By Spc. Maurice Galloway, 17th Fires Public AffairsMay 27, 2010
The U.S. military has a long-standing reputation of excelling at reaching its goals, and many service members join the military to give themselves a sense of direction.
Twenty years ago, one Soldier embarked on a journey that would contribute to not only his success, but the successes of those he commands as well.
Lt. Col. Michael Phillips, commander, 308th Brigade Support Battalion and native of Monaca, Pa., recalls the beginning steps of his goal to run 10,000 miles.
"I can remember my first Army run vividly," Phillips said. "I was in the University of Dequesne ROTC program. The downpour of rain and the icy wind made for the worst possible conditions imaginable.
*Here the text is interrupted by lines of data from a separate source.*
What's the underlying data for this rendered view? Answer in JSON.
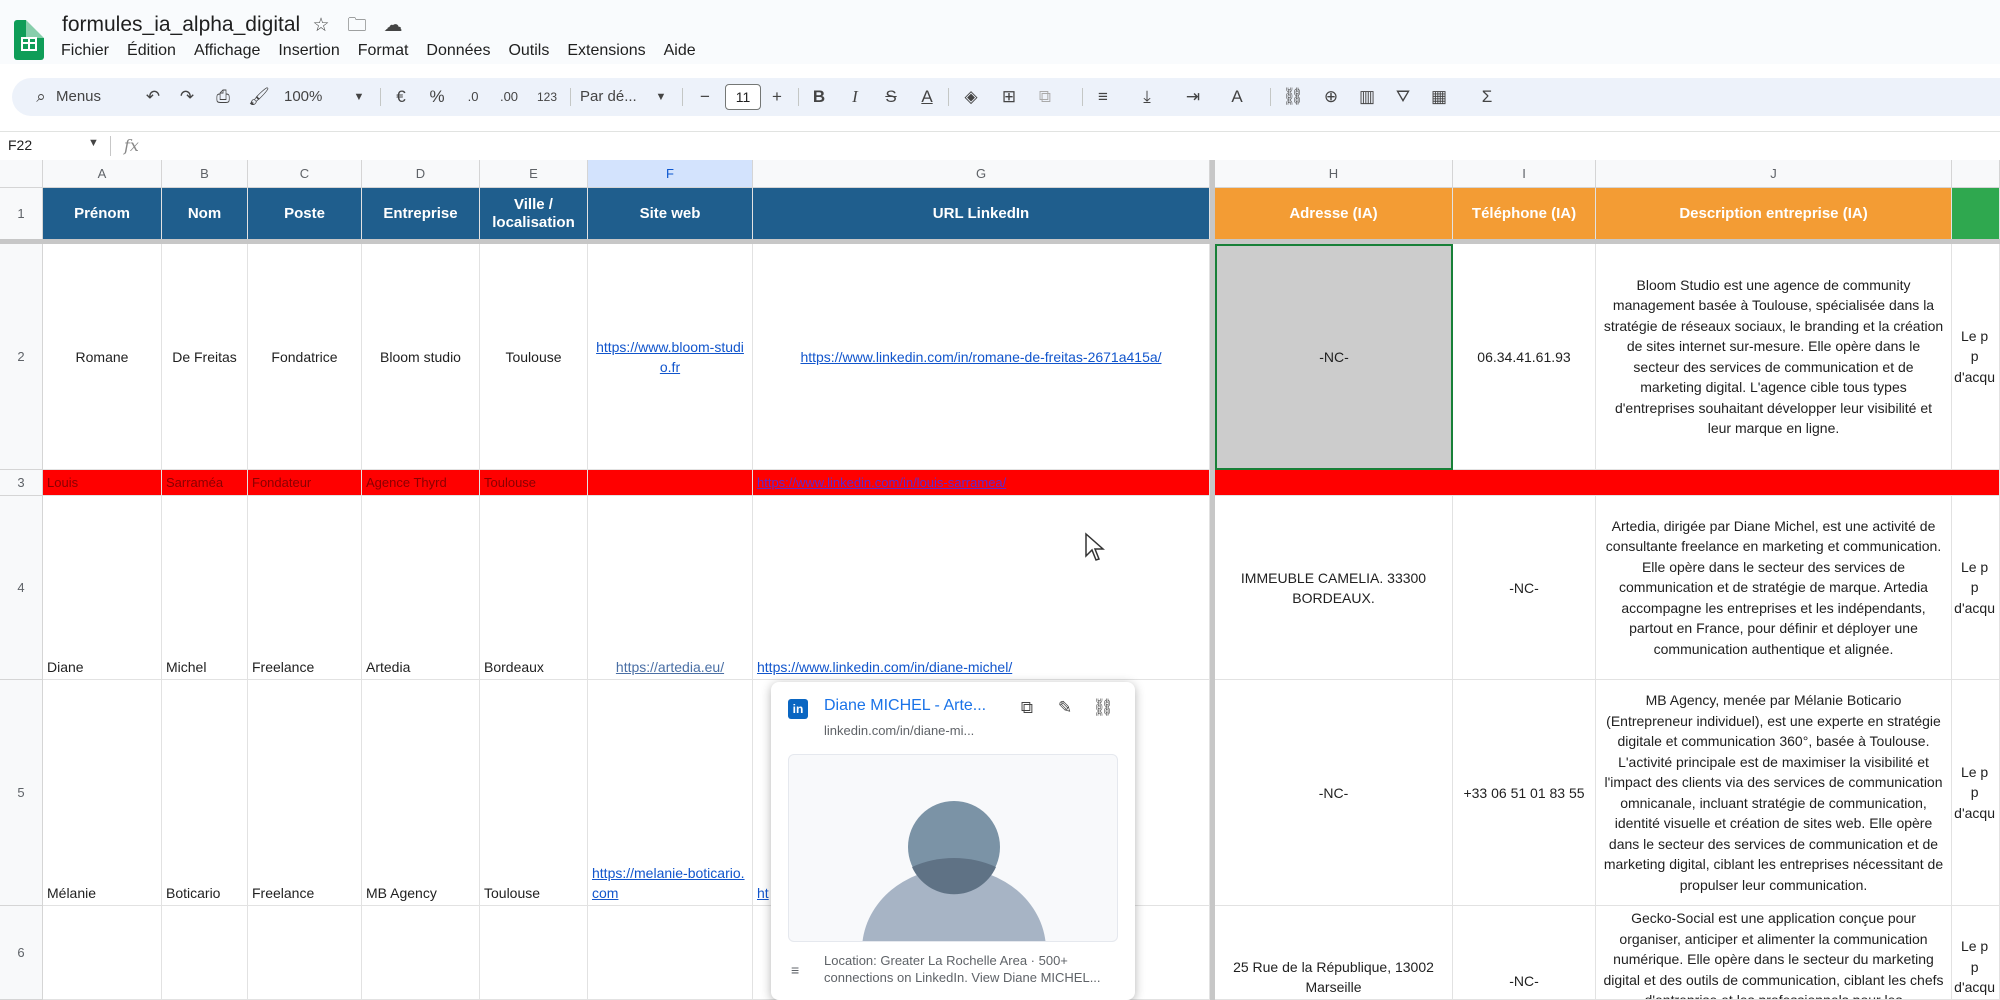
{
  "app": {
    "doc_title": "formules_ia_alpha_digital",
    "menu": [
      "Fichier",
      "Édition",
      "Affichage",
      "Insertion",
      "Format",
      "Données",
      "Outils",
      "Extensions",
      "Aide"
    ]
  },
  "toolbar": {
    "search_label": "Menus",
    "zoom": "100%",
    "currency": "€",
    "percent": "%",
    "dec_minus": ".0",
    "dec_plus": ".00",
    "number_format": "123",
    "font": "Par dé...",
    "font_size": "11",
    "bold": "B",
    "italic": "I",
    "sigma": "Σ"
  },
  "formula_bar": {
    "cell_ref": "F22",
    "fx": "fx"
  },
  "columns": [
    "A",
    "B",
    "C",
    "D",
    "E",
    "F",
    "G",
    "H",
    "I",
    "J"
  ],
  "rows": [
    "1",
    "2",
    "3",
    "4",
    "5",
    "6"
  ],
  "headers": {
    "prenom": "Prénom",
    "nom": "Nom",
    "poste": "Poste",
    "entreprise": "Entreprise",
    "ville": "Ville / localisation",
    "site": "Site web",
    "linkedin": "URL LinkedIn",
    "adresse": "Adresse (IA)",
    "telephone": "Téléphone (IA)",
    "description": "Description entreprise (IA)"
  },
  "data": {
    "r2": {
      "prenom": "Romane",
      "nom": "De Freitas",
      "poste": "Fondatrice",
      "entreprise": "Bloom studio",
      "ville": "Toulouse",
      "site": "https://www.bloom-studio.fr",
      "linkedin": "https://www.linkedin.com/in/romane-de-freitas-2671a415a/",
      "adresse": "-NC-",
      "telephone": "06.34.41.61.93",
      "description": "Bloom Studio est une agence de community management basée à Toulouse, spécialisée dans la stratégie de réseaux sociaux, le branding et la création de sites internet sur-mesure. Elle opère dans le secteur des services de communication et de marketing digital. L'agence cible tous types d'entreprises souhaitant développer leur visibilité et leur marque en ligne.",
      "k_clip": "Le p\np\nd'acqu"
    },
    "r3": {
      "prenom": "Louis",
      "nom": "Sarraméa",
      "poste": "Fondateur",
      "entreprise": "Agence Thyrd",
      "ville": "Toulouse",
      "linkedin": "https://www.linkedin.com/in/louis-sarramea/"
    },
    "r4": {
      "prenom": "Diane",
      "nom": "Michel",
      "poste": "Freelance",
      "entreprise": "Artedia",
      "ville": "Bordeaux",
      "site": "https://artedia.eu/",
      "linkedin": "https://www.linkedin.com/in/diane-michel/",
      "adresse": "IMMEUBLE CAMELIA. 33300 BORDEAUX.",
      "telephone": "-NC-",
      "description": "Artedia, dirigée par Diane Michel, est une activité de consultante freelance en marketing et communication. Elle opère dans le secteur des services de communication et de stratégie de marque. Artedia accompagne les entreprises et les indépendants, partout en France, pour définir et déployer une communication authentique et alignée.",
      "k_clip": "Le p\np\nd'acqu"
    },
    "r5": {
      "prenom": "Mélanie",
      "nom": "Boticario",
      "poste": "Freelance",
      "entreprise": "MB Agency",
      "ville": "Toulouse",
      "site": "https://melanie-boticario.com",
      "linkedin": "ht",
      "adresse": "-NC-",
      "telephone": "+33 06 51 01 83 55",
      "description": "MB Agency, menée par Mélanie Boticario (Entrepreneur individuel), est une experte en stratégie digitale et communication 360°, basée à Toulouse. L'activité principale est de maximiser la visibilité et l'impact des clients via des services de communication omnicanale, incluant stratégie de communication, identité visuelle et création de sites web. Elle opère dans le secteur des services de communication et de marketing digital, ciblant les entreprises nécessitant de propulser leur communication.",
      "k_clip": "Le p\np\nd'acqu"
    },
    "r6": {
      "adresse": "25 Rue de la République, 13002 Marseille",
      "telephone": "-NC-",
      "description": "Gecko-Social est une application conçue pour organiser, anticiper et alimenter la communication numérique. Elle opère dans le secteur du marketing digital et des outils de communication, ciblant les chefs d'entreprise et les professionnels pour les",
      "k_clip": "Le p\np\nd'acqu"
    }
  },
  "popup": {
    "title": "Diane MICHEL - Arte...",
    "url": "linkedin.com/in/diane-mi...",
    "description": "Location: Greater La Rochelle Area · 500+ connections on LinkedIn. View Diane MICHEL..."
  },
  "colors": {
    "header_blue": "#1f5e8d",
    "header_orange": "#f39c34",
    "header_green": "#2fa84f",
    "row_red": "#ff0000",
    "link": "#1155cc"
  }
}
As I thought to myself how much I hated the cold, hated the rain and especially hated running, I will never forget the words that broke my train of thought."
Those words came from the ROTC instructor: "You have to be out here and you're going to run, so you might as well get something out of it."
"That day the only goal I could think of was finishing that run and getting out of the freezing rain," Phillips said.
Phillips's soon developed a passion for running which has turned into a goal-oriented philosophy that has trickled down through his battalion, known for its motto 'Pride in Performance.'
"We encourage our Soldiers to set goals for themselves and to strive for development," said 1st Sgt. Vinson Washington, Company B, 308th BSB, and a native of Augusta, Ga.
Washington said that, during developmental counseling's, each Soldier is asked to list goals and develop a detailed plan to achieve them.
"Our leaders are assisting each Soldier in their goals, whether it's getting their associate's degree or achieving the maximum score on the physical fitness test," Washington said.
The 308th BSB approaches their deployment to Basra Province with that same goal-oriented mentality.
Phillips said he asked each section in his battalion to evaluate their goals for the mission and the response was remarkable.
The unit completed over 1,300 missions, drove over 65,000 accident-free miles, moved eight million bottles of water, six million pounds of ice, and three million pounds of other supplies such as vehicles, medical supplies, and mail throughout the 17th Fires Brigade's operational environment in southern Iraq.
The "Red Lion" battalion accomplished this on top of managing a dining facility that has served over 1.8 million meals.
Phillips said he approached every run with the mentality that it would draw him closer to his goal.
"I set benchmarks for myself in my running, which keeps me focused. I applied these techniques toward our deployment, which allowed us to achieve so much," Phillips said.
Phillips's reward is simply the satisfaction of knowing he accomplished his long-awaited goal.
The 308th however, received a more tangible reward. The unit was recognized in September 2009 by the U.S. Navy Theater Electronic Warfare as the best Electronic Warfare Team in Iraq and was selected as the 2010 Quartermaster Corps Distinguished Unit of Regiment.